Directions: For this exercise, restate word for word only the lines from the one containing "Parse this screenshot: output" through the last line below. Pictures do not get copied.

[Dataset rows describing interfaces]
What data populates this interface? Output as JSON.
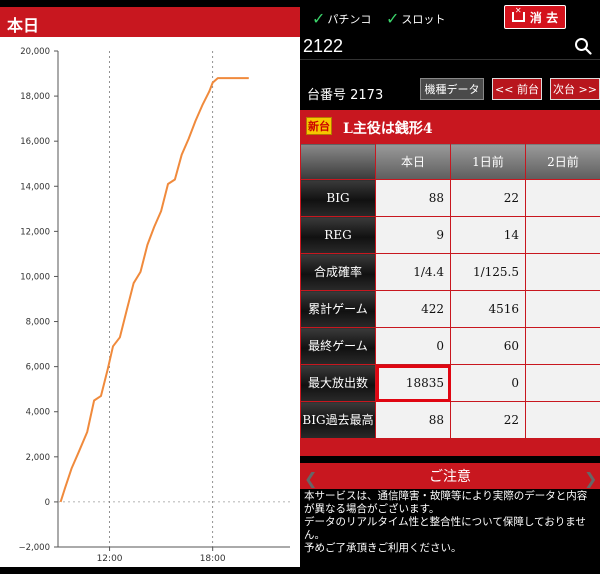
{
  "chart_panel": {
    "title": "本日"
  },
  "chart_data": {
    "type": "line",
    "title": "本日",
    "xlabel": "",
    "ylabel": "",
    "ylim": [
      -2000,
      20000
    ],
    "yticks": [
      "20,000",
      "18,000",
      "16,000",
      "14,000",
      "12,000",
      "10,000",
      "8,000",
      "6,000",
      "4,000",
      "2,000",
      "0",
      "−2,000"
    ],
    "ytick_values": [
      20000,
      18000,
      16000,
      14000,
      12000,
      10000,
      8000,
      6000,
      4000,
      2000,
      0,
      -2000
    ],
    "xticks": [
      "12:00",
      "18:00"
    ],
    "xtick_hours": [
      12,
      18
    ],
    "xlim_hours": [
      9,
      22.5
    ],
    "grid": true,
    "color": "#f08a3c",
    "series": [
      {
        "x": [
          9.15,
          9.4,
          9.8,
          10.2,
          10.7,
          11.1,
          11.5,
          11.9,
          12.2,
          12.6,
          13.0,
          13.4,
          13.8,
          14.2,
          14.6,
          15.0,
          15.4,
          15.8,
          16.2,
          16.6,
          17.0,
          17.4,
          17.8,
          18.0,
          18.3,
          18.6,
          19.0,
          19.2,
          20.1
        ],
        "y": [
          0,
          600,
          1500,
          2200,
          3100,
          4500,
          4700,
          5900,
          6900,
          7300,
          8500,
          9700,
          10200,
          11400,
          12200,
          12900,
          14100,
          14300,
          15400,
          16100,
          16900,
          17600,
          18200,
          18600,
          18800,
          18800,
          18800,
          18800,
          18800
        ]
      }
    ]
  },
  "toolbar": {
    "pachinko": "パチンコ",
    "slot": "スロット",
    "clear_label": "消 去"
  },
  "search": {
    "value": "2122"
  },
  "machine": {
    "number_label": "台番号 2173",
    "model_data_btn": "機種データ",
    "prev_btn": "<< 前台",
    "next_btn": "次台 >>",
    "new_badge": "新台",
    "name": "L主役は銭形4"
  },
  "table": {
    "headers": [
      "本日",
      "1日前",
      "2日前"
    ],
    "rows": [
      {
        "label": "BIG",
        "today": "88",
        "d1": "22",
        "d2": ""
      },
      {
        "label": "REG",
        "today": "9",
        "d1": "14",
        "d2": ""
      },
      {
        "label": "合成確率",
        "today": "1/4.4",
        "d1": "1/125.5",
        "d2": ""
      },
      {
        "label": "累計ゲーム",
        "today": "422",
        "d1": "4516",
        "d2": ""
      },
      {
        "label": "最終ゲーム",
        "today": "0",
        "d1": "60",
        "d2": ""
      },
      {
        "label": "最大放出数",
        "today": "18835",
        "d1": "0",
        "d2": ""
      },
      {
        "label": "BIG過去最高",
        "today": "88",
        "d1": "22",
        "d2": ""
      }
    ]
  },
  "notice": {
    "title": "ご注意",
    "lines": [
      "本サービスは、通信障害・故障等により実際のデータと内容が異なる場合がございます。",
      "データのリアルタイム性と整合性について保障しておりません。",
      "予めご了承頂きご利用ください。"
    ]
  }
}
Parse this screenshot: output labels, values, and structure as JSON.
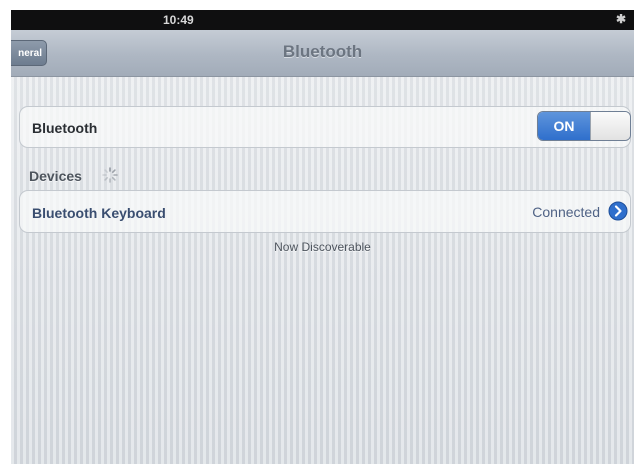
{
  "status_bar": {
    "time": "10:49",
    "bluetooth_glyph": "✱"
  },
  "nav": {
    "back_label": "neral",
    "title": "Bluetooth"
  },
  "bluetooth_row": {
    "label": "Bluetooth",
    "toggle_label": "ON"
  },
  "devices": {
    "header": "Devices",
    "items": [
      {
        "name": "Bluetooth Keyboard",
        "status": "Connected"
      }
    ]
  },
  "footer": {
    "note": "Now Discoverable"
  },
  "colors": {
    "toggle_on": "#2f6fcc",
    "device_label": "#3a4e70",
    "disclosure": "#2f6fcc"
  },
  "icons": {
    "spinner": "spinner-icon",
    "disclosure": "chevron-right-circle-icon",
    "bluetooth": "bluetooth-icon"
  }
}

Solution for this task:
Parse this screenshot: output labels, values, and structure as JSON.
{
  "status_bar": {
    "time": "10:49",
    "bluetooth_glyph": "✱"
  },
  "nav": {
    "back_label": "neral",
    "title": "Bluetooth"
  },
  "bluetooth_row": {
    "label": "Bluetooth",
    "toggle_label": "ON"
  },
  "devices": {
    "header": "Devices",
    "items": [
      {
        "name": "Bluetooth Keyboard",
        "status": "Connected"
      }
    ]
  },
  "footer": {
    "note": "Now Discoverable"
  },
  "colors": {
    "toggle_on": "#2f6fcc",
    "device_label": "#3a4e70",
    "disclosure": "#2f6fcc"
  },
  "icons": {
    "spinner": "spinner-icon",
    "disclosure": "chevron-right-circle-icon",
    "bluetooth": "bluetooth-icon"
  }
}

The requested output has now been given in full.